§ Provided material
-----

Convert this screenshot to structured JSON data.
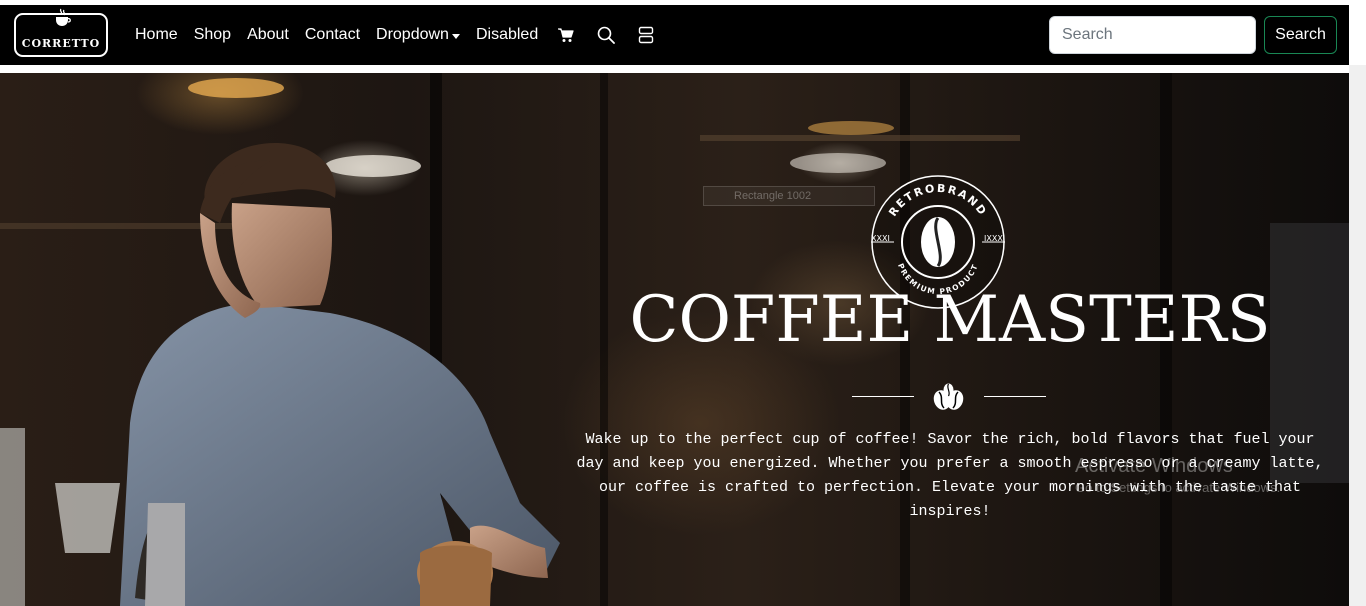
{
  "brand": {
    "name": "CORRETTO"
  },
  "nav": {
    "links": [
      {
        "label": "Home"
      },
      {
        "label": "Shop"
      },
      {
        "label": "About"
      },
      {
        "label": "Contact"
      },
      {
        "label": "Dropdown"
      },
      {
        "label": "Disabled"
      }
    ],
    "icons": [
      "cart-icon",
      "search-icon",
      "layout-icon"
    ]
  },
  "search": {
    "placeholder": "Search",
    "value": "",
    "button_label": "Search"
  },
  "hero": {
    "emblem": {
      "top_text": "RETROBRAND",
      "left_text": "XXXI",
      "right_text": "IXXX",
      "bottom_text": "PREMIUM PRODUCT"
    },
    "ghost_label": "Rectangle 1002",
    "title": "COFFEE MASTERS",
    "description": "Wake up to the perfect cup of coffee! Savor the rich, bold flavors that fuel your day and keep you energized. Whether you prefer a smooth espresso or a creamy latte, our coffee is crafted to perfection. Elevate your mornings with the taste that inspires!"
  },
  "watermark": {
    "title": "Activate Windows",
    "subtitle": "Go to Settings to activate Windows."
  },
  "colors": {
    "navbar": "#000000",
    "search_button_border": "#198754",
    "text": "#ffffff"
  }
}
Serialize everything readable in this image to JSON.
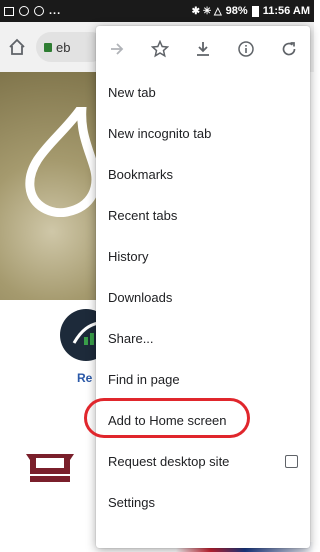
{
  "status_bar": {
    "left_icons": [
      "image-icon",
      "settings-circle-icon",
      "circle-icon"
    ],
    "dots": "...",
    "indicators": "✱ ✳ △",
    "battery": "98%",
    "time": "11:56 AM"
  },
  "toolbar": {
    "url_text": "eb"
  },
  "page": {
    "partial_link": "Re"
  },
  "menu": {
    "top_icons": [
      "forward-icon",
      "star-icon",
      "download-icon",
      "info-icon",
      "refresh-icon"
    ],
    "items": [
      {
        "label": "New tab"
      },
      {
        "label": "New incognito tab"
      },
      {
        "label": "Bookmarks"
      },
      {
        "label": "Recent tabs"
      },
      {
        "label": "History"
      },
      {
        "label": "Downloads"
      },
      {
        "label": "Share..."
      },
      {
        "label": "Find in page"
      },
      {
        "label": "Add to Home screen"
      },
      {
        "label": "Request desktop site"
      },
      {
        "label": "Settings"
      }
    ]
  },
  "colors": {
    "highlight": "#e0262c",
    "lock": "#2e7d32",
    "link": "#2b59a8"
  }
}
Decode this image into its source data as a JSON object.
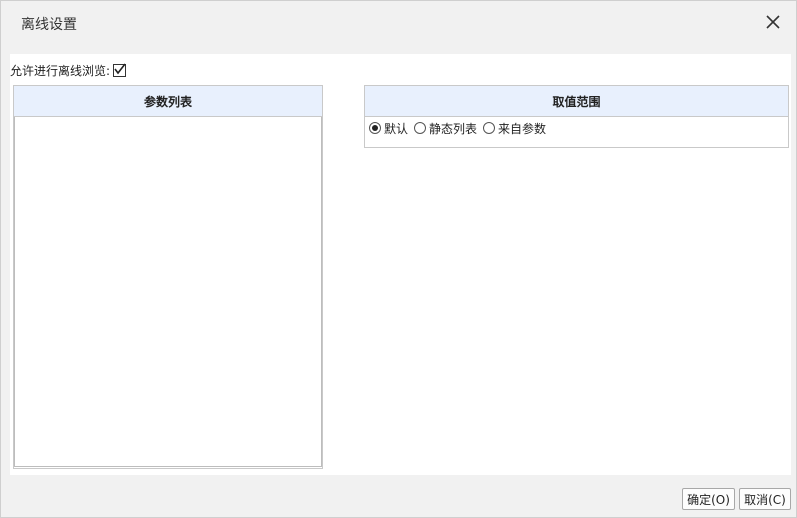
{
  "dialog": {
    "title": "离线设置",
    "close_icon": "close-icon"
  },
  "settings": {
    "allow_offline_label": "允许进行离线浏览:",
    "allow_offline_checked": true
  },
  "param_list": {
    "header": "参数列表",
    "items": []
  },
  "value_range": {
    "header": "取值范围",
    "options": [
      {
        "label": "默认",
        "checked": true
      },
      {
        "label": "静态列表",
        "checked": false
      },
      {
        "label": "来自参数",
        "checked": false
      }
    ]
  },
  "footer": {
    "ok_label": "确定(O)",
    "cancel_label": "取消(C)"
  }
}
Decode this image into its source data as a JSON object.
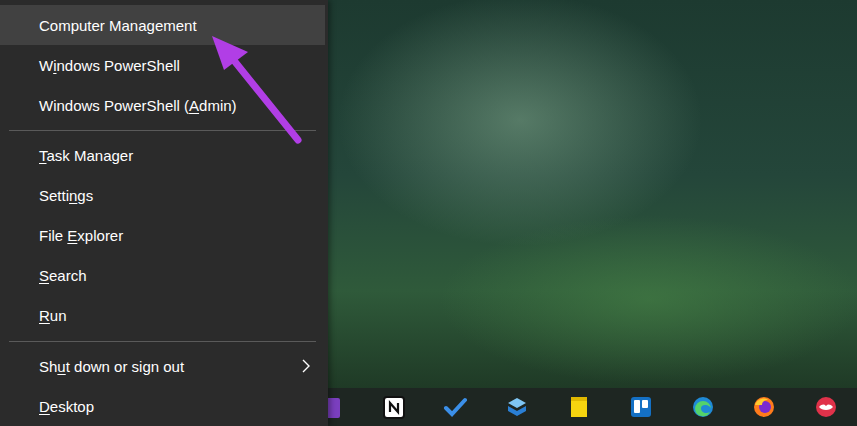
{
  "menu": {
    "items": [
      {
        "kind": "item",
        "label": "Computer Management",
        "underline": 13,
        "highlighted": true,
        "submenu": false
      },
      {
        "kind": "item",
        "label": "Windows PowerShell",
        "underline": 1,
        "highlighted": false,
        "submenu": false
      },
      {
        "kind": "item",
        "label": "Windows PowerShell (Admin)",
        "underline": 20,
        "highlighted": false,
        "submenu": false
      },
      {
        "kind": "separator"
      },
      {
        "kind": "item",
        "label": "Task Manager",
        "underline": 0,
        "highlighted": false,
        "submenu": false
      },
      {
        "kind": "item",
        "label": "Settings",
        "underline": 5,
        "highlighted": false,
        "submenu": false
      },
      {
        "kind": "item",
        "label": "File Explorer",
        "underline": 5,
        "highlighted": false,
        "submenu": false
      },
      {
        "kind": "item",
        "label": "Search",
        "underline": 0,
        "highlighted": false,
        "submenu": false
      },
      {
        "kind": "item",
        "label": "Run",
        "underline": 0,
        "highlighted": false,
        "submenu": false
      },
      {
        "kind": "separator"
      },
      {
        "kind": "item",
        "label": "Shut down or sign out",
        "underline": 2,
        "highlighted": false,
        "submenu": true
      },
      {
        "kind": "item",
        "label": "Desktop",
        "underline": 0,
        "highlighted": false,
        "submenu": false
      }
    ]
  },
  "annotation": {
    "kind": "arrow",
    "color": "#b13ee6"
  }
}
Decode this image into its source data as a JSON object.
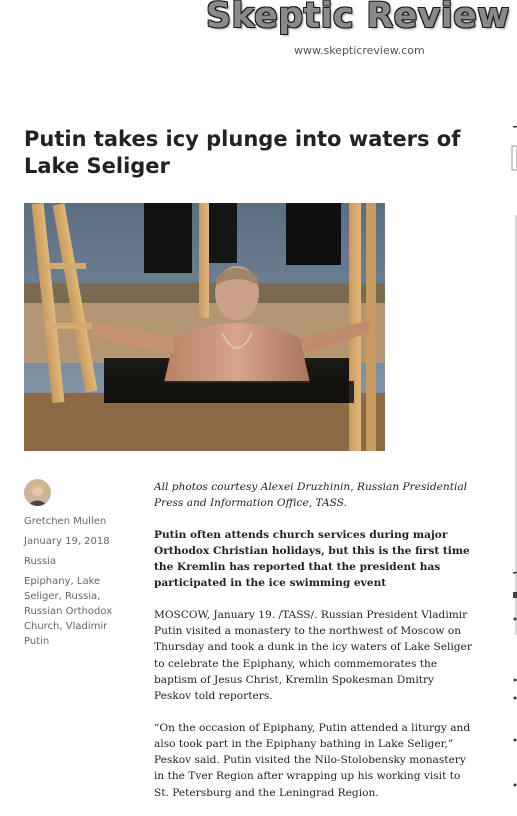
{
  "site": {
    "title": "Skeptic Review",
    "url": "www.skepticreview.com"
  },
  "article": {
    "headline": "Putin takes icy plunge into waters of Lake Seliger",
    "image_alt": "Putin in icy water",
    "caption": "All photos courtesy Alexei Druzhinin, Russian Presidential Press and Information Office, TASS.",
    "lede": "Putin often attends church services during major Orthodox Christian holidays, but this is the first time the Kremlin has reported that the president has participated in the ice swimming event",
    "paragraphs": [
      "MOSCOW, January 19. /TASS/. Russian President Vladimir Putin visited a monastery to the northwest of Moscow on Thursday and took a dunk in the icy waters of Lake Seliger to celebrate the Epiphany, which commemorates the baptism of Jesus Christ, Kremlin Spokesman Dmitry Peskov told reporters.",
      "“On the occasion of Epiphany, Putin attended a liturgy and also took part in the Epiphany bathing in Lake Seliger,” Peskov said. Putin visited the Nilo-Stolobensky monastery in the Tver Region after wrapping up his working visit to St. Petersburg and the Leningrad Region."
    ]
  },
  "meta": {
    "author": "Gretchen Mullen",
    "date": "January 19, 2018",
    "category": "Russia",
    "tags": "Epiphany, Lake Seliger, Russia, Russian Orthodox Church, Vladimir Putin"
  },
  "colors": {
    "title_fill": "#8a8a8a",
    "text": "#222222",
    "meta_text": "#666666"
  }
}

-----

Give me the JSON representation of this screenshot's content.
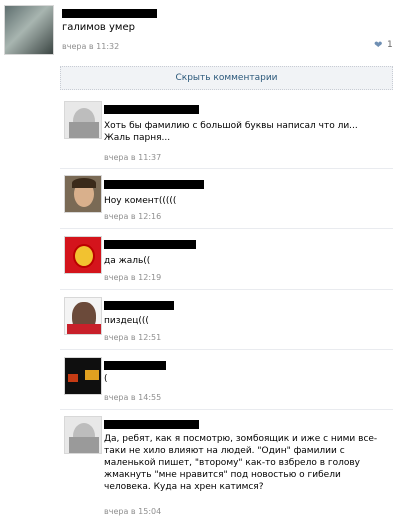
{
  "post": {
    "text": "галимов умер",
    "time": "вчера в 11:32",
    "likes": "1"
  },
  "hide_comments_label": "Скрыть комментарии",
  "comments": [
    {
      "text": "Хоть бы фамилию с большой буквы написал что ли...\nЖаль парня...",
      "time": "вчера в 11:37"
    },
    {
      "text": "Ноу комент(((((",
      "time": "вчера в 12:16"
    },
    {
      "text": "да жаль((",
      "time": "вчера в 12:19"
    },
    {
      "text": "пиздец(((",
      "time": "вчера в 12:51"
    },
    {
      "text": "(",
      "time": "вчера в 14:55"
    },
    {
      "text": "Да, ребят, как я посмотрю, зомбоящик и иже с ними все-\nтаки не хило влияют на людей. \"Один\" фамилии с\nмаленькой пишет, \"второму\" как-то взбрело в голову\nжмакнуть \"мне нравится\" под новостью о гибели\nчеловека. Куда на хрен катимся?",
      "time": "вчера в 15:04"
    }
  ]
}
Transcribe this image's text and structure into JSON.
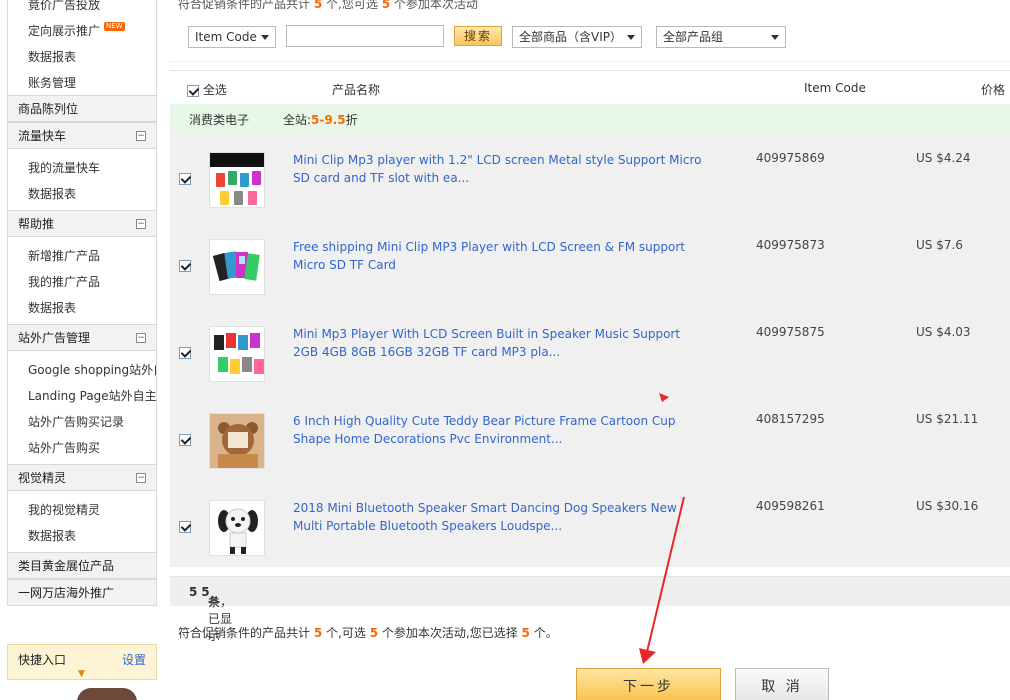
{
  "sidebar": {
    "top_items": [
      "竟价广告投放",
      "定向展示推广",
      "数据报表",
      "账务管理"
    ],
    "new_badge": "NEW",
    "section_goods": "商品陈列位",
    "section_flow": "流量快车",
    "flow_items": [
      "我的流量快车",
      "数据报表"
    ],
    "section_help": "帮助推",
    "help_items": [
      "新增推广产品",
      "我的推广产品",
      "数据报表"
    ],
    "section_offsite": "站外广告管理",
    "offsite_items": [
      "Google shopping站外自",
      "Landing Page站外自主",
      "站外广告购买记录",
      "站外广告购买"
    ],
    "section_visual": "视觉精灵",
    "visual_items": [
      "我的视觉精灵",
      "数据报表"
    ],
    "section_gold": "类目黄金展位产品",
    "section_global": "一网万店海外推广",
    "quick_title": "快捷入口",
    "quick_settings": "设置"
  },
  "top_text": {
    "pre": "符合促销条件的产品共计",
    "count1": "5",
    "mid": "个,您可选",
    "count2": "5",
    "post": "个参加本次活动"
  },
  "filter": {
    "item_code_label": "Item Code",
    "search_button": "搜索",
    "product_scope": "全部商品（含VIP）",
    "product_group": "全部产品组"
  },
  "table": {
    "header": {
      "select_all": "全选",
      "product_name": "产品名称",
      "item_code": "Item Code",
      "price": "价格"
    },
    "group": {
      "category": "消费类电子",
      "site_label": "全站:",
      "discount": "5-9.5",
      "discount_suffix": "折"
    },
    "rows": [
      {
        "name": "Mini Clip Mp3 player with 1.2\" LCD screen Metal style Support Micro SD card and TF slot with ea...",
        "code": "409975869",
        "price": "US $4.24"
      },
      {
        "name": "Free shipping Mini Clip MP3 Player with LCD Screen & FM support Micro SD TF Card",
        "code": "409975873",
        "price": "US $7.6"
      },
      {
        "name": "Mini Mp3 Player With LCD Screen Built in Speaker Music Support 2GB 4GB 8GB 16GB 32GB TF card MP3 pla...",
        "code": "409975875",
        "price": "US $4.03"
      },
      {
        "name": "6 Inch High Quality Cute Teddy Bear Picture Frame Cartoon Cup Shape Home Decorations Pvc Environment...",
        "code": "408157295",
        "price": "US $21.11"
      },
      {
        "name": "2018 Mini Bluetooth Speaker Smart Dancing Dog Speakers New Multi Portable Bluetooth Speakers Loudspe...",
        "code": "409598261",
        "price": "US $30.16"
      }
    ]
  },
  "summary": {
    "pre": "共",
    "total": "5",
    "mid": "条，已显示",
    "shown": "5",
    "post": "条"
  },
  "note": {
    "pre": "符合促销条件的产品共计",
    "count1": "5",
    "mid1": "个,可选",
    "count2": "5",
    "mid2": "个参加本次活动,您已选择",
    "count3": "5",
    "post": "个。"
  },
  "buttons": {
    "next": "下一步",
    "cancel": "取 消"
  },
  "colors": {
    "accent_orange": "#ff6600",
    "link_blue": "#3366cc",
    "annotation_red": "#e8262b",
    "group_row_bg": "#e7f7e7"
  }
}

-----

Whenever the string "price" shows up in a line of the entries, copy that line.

§ Task result
      "price": "价格"
        "price": "US $4.24"
        "price": "US $7.6"
        "price": "US $4.03"
        "price": "US $21.11"
        "price": "US $30.16"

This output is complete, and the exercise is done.